Owner name: L&P PROPERTY MANAGEMENT COMPANY, CALIFORNIA
Free format text: ASSIGNMENT OF ASSIGNORS INTEREST;ASSIGNORS:KESSELL, STEVEN M.;WALTERS, PETERJOHN R. C.;THOMPSON, JERRY W.;REEL/FRAME:011142/0269;SIGNING DATES FROM 20000914 TO 20000915
|Jan 31, 2006||FPAY||Fee payment|
Year of fee payment: 4
|Jan 31, 2006||SULP||Surcharge for late payment|
|Mar 1, 2010||REMI||Maintenance fee reminder mailed|
|Jun 9, 2010||SULP||Surcharge for late payment|
Year of fee payment: 7
|Jun 9, 2010||FPAY||Fee payment|
Year of fee payment: 8
|Sep 8, 2010||AS||Assignment|
Owner name: PNC BANK, NATIONAL ASSOCIATION, AS AGENT, CALIFORN
Free format text: SECURITY AGREEMENT;ASSIGNOR:SPG INTERNATIONAL LLC;REEL/FRAME:024953/0456

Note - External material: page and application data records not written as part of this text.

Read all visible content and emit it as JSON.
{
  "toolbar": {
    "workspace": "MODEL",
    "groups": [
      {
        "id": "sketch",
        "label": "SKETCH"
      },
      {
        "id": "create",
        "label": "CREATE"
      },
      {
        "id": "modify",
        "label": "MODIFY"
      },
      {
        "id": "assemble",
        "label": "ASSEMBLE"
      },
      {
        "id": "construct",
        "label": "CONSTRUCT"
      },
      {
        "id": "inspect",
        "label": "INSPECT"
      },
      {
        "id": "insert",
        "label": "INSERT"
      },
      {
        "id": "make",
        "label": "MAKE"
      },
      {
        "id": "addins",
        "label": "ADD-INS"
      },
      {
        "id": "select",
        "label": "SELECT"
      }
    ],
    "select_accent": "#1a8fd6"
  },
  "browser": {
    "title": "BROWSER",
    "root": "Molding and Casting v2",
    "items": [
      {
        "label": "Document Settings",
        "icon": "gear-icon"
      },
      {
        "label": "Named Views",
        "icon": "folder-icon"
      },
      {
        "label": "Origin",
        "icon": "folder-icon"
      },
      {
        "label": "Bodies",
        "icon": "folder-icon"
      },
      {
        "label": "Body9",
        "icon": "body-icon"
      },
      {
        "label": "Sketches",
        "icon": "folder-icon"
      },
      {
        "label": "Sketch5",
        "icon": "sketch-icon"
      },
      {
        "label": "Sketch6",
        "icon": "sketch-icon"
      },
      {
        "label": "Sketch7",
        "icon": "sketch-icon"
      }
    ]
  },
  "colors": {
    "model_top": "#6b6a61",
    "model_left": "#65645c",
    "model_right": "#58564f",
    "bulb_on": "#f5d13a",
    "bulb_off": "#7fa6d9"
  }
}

Effective date: 20100907
|Sep 10, 2010||AS||Assignment|
Owner name: SPG INTERNATIONAL LLC, GEORGIA
Free format text: ASSIGNMENT OF ASSIGNORS INTEREST;ASSIGNOR:L&P PROPERTY MANAGEMENT COMPANY;REEL/FRAME:024967/0500
Effective date: 20100907
|Feb 28, 2014||REMI||Maintenance fee reminder mailed|
|Jul 23, 2014||LAPS||Lapse for failure to pay maintenance fees|
|Sep 9, 2014||FP||Expired due to failure to pay maintenance fee|
Effective date: 20140723